Mr. Smarty Plants is going to begin with question four: What plants to use? I'm not going to make recommendations since I don't know the size or any particulars about the site, but let me show you how to use our Native Plants Database in order to come up with some possibilities for your yard. Go to the Native Plant Database page and scroll down to the Combination Search Box. Make the following selections; select Pennsylvania under STATE, Tree under HABIT, and Perennial under DURATION. Check Sun under Light Requirement, Wet under Soil Moisture, and click the Submit Combination Search button. You will get a list of 35 species of native plants that meet these criteria and occur in Pennsylvania. Clicking on the name of each plant species will pull up its NPIN page which contains a description, growth requirements, and images. You can select a tree that has the features and is the right size for your yard.  Pay particular attention to the entries for Native Habitat and Soil Description on each page.

I gather that there is always water in the pond because of the springs, so you are going to need a tree that is adapted to growing in wet conditions. The tree will use the water that it needs, but you can't expect it to drain the swamp. You might consider using additional plants to help absorb the water. Having more plants in the area will help firm up the soil.

You can make a similar list for shrubs and/or herbs by making the appropriate selections in the combination search box. 

Here are three trees that may be of interest. For help closer to home, you might contact the folks at the Montgomery County office of the Penn State Cooperative Extension.

Chamaecyparis thyoides (Atlantic white cedar)

Fraxinus pennsylvanica (green ash)

Quercus palustris (pin oak)


Chamaecyparis thyoides

Fraxinus pennsylvanica

Quercus palustris

 

 

 

More Trees Questions

Yellowing foliage on a lemon cypress from St. Charles MO
May 22, 2011 - I recently received a lemon cypress tree as a gift. After about a month we transplanted it outside and the foliage turned from a light green to a yellow color. Is this normal? The tree doesn't app...
view the full question and answer

Plantings for a slope from New Carrollton MD
June 27, 2012 - My house (Maryland, near DC) sits at the bottom of a south facing slope. The soil is very heavy clay. The grade is about 1:20 for about 100 feet (with a steeper part at the top). Part of the hill is i...
view the full question and answer

Fast-growing tree for horse arena in Southern California
July 06, 2011 - I live in Trabuco Canyon, CA, and we just lost an old Sycamore in our horse arena. I would like to replace it with some thing that is fast growing, and will be able to withstand life around horses, o...
view the full question and answer

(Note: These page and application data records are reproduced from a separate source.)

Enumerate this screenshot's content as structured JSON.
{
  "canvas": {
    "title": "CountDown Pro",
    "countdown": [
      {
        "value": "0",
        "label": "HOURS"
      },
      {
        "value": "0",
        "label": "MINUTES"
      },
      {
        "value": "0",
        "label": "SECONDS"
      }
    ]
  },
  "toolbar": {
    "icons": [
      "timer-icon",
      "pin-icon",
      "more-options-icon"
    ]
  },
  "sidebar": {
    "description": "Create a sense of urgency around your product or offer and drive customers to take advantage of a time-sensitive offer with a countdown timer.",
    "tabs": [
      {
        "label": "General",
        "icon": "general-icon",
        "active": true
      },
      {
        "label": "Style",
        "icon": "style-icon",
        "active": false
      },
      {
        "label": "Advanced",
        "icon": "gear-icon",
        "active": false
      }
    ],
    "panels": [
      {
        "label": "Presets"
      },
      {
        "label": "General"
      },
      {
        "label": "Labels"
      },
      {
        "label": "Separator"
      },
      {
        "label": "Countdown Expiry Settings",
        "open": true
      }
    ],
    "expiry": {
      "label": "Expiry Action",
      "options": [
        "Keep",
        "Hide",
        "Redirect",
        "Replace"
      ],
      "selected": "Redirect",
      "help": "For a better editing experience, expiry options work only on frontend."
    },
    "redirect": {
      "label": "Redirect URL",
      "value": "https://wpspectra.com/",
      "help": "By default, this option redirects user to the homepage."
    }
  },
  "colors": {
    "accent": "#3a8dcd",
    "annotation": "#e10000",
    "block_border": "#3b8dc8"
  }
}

Sending a picture of an oak from Yorktown TX
December 02, 2011 - How I can I send a pic of my oak in Yorktown near Cuero?
view the full question and answer

Replacement for a globe willow tree
July 27, 2009 - We are interested in replacing a pine tree with a globe willow because they grow fast but everything i have been reading about them scares me. is there another tree comparable to a globe willow that g...
view the full question and answer

Smarty Plants's Facebook profile Support the Wildflower Center by Donating Online or Becoming a Member today.

Mr. Smarty Plants wants you to be his Facebook friend. Click the Facebook icon to add yourself to Mr. Smarty Plants list of friends.
E-NEWSLETTER | BECOME A MEMBER | DONATE NOW | MEDIA | SITEMAP
© 2014 Lady Bird Johnson Wildflower Center